Would you return every line of the listing below that has "expanded" in it?

===== Data

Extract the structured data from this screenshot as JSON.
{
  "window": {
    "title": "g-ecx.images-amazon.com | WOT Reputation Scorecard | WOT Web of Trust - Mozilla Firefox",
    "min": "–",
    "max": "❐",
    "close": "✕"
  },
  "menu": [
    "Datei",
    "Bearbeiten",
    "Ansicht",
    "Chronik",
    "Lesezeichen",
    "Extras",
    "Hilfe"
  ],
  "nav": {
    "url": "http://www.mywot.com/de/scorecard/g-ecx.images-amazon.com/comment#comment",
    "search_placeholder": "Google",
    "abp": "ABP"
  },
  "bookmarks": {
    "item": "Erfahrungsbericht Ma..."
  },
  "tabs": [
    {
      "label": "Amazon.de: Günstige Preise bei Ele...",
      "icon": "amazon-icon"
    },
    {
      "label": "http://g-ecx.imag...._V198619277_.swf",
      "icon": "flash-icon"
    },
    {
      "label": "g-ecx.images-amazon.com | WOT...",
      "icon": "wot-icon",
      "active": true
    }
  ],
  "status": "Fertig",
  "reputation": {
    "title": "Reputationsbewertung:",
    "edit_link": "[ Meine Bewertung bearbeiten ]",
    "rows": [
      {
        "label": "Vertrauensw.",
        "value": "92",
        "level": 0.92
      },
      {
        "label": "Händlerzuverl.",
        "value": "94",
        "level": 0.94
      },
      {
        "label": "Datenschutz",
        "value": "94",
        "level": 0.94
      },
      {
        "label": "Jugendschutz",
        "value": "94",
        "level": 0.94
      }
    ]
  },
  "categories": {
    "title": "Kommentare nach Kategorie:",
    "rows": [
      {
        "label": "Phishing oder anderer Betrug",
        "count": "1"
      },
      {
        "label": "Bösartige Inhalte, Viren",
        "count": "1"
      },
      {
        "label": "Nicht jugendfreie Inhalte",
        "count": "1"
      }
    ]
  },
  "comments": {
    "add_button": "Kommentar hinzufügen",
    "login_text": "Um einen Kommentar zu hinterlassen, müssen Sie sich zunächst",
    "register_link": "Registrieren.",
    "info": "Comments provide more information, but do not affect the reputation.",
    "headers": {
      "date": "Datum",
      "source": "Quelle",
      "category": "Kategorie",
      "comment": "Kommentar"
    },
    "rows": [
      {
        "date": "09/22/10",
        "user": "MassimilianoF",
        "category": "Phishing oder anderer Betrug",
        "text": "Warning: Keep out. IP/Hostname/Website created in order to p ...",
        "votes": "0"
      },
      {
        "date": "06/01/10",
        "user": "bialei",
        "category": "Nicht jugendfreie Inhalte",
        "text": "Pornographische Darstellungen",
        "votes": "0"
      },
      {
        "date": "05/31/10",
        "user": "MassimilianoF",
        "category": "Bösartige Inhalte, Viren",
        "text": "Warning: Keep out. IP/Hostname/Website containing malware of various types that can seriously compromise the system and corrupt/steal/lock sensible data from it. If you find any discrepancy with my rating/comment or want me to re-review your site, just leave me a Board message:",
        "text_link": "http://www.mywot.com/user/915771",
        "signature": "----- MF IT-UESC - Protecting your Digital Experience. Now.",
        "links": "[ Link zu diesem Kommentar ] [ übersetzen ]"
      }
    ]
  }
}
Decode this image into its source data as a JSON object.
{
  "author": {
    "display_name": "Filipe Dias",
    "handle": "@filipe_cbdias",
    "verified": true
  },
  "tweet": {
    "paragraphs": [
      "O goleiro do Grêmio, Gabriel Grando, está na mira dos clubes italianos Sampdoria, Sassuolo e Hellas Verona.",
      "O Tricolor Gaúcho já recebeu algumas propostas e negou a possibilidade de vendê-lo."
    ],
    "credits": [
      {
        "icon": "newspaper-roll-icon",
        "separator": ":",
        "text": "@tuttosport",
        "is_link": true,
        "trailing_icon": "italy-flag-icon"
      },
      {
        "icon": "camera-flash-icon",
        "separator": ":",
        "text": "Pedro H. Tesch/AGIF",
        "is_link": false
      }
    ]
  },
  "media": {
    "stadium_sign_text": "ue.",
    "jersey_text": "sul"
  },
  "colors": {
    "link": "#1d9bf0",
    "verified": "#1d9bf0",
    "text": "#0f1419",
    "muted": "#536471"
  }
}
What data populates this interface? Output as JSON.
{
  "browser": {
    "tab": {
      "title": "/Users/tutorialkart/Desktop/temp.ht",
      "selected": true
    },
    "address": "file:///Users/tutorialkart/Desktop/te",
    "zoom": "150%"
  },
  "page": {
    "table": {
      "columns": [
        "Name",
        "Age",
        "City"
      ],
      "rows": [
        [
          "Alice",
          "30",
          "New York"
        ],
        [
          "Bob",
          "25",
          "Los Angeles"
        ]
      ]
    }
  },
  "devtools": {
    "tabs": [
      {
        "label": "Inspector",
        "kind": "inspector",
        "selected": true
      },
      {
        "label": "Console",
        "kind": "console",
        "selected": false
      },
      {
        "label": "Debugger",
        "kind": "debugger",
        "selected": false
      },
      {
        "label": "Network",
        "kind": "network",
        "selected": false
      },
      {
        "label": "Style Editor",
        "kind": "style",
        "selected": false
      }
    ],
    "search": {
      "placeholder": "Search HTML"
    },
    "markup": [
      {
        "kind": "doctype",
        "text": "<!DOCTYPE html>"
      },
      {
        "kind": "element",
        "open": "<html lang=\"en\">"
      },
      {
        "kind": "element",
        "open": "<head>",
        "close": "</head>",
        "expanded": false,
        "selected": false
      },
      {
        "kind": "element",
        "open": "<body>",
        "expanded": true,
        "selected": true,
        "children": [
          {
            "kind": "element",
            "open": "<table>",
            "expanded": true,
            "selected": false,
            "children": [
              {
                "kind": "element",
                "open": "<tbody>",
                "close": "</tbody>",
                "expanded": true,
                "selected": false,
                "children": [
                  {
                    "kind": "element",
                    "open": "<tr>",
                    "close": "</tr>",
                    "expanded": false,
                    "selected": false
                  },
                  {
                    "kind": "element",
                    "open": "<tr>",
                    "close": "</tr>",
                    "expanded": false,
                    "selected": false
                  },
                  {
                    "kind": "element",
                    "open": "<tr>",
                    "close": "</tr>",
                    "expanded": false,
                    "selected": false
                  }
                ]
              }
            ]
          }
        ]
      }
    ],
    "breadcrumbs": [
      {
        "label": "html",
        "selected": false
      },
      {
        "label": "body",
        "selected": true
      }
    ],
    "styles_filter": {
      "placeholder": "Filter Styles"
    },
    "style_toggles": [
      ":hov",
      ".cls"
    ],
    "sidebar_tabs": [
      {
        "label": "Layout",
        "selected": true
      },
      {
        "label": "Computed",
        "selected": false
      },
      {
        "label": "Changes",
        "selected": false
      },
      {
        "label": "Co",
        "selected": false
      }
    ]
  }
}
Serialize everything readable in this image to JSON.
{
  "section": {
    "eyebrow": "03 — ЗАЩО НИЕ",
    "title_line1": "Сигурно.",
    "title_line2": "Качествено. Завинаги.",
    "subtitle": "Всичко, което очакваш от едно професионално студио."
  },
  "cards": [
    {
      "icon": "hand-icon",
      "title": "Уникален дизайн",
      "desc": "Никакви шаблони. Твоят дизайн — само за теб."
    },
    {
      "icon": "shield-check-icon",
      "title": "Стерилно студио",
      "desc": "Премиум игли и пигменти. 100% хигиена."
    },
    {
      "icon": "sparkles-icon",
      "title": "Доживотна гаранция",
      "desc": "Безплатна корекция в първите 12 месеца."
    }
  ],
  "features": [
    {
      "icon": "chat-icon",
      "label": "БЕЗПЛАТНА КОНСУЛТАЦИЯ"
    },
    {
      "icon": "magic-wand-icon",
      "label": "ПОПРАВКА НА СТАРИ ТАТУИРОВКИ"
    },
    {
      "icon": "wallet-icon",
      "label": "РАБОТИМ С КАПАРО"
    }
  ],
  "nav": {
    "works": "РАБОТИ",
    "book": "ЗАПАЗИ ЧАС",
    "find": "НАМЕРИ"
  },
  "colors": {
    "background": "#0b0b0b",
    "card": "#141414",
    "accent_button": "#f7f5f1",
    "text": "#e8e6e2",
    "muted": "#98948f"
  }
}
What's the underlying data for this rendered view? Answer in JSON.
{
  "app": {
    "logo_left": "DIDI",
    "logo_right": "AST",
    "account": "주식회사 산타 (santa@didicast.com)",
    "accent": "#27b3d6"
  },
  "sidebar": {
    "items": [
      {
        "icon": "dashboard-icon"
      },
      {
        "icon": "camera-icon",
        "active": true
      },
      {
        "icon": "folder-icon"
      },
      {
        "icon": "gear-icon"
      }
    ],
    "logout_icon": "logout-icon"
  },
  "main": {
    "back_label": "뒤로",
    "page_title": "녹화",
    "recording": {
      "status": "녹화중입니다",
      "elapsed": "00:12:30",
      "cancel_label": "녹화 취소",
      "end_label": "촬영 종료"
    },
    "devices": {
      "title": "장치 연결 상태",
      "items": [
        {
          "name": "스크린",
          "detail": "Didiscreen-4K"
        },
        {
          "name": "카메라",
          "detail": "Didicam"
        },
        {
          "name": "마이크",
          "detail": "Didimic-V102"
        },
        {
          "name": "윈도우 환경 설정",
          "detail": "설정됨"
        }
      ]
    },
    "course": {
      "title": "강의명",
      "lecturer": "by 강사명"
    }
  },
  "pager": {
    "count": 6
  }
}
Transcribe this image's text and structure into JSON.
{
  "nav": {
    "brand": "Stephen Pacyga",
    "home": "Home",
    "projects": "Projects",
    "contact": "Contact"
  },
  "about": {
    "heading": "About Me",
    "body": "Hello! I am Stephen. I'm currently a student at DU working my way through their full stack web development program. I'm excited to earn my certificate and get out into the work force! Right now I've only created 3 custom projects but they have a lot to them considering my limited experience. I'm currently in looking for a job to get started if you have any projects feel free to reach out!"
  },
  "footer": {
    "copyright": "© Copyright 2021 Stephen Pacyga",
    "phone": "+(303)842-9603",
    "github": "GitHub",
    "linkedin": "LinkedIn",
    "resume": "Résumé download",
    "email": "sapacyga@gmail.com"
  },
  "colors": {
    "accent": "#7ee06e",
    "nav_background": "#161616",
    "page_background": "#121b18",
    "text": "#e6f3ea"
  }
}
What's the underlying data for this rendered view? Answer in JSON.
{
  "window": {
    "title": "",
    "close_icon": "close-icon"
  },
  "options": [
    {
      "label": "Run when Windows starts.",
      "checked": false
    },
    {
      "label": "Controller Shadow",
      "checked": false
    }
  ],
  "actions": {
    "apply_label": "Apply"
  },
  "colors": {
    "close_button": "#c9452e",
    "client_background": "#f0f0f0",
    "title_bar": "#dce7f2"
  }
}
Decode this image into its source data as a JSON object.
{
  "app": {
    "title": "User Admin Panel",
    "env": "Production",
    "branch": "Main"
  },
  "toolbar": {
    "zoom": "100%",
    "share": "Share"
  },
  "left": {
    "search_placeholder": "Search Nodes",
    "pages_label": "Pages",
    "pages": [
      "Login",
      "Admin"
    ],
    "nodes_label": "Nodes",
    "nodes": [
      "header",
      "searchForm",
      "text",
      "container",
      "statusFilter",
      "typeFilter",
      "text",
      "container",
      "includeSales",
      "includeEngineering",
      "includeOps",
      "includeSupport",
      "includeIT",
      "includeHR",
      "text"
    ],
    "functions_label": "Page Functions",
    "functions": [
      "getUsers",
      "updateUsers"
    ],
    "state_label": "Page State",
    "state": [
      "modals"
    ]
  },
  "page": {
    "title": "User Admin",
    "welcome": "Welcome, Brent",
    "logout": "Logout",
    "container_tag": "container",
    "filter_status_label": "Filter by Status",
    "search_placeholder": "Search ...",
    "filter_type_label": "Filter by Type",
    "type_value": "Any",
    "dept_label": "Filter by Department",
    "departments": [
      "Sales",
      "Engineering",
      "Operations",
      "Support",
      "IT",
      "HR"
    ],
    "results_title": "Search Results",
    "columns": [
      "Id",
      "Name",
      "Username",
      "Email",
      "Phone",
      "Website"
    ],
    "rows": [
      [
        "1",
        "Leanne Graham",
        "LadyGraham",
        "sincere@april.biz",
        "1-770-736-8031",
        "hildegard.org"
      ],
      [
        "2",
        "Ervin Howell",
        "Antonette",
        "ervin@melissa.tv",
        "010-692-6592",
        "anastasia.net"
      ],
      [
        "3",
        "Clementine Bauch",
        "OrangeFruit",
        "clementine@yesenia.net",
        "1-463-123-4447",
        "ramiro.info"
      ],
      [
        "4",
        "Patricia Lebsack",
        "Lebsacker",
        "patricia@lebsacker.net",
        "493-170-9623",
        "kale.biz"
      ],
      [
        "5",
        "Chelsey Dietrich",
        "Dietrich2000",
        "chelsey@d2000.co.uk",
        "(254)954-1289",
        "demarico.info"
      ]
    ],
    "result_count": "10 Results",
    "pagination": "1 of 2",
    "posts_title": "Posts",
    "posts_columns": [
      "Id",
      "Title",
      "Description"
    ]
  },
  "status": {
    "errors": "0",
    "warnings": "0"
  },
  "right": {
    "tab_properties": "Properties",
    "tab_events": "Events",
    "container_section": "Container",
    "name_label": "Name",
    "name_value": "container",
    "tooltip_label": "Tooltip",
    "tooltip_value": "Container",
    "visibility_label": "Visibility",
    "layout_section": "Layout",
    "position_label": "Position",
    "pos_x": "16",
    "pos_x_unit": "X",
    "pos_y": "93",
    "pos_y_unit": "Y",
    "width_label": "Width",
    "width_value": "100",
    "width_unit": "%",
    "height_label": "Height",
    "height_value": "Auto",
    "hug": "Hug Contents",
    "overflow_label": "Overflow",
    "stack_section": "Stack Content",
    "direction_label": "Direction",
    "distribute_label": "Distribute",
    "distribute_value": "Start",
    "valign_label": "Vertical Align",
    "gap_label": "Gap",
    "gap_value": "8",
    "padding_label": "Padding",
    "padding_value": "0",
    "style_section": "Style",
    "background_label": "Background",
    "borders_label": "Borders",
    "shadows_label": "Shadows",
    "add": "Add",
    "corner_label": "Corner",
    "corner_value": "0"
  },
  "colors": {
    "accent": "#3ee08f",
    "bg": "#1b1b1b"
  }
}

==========

• [Task output]
        "expanded": false,
        "expanded": true,
            "expanded": true,
                "expanded": true,
                    "expanded": false,
                    "expanded": false,
                    "expanded": false,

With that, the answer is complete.